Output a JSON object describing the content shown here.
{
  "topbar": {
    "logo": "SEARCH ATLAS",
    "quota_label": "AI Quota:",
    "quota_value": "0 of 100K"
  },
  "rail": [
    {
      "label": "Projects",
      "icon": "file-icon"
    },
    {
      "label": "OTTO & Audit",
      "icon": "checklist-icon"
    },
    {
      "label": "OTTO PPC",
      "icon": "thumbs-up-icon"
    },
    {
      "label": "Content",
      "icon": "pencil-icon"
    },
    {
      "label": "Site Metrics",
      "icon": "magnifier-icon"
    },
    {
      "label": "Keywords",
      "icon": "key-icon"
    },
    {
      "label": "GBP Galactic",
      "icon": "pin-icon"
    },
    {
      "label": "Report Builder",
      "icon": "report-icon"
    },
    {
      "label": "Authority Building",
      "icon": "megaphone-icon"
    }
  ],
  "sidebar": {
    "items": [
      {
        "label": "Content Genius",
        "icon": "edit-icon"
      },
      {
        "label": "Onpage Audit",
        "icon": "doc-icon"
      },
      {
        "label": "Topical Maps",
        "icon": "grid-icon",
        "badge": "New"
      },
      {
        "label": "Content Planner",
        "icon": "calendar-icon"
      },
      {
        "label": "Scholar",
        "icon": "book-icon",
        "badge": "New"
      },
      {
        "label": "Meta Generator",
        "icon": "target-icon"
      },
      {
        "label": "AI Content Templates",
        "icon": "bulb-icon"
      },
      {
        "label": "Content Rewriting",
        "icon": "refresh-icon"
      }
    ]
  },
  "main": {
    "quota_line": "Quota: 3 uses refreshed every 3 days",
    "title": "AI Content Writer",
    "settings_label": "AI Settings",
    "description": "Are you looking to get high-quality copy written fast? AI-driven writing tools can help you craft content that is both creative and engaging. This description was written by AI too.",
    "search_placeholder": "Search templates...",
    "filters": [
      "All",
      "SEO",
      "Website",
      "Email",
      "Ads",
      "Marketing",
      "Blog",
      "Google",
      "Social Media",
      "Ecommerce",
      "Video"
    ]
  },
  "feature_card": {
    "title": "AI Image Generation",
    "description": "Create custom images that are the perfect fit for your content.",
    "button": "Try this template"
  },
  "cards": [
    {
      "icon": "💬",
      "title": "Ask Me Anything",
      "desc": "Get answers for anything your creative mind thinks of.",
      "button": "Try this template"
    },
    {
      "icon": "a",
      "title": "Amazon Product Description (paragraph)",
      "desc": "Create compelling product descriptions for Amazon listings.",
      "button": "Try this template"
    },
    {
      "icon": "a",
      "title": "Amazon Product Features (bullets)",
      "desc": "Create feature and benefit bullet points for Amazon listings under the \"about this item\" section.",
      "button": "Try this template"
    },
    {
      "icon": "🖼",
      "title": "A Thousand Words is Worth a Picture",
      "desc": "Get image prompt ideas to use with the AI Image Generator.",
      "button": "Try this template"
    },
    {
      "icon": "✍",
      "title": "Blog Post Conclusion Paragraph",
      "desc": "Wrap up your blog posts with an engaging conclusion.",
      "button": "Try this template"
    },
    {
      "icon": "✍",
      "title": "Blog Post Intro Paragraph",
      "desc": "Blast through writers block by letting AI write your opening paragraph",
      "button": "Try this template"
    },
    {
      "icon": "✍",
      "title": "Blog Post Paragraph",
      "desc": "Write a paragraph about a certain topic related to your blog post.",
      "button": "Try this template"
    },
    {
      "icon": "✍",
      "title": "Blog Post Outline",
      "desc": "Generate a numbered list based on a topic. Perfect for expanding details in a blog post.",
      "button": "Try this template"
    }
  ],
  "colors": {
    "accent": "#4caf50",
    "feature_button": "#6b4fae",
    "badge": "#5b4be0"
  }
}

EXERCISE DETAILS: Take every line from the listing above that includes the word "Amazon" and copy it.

ANSWER AREA:
      "title": "Amazon Product Description (paragraph)",
      "desc": "Create compelling product descriptions for Amazon listings.",
      "title": "Amazon Product Features (bullets)",
      "desc": "Create feature and benefit bullet points for Amazon listings under the \"about this item\" section.",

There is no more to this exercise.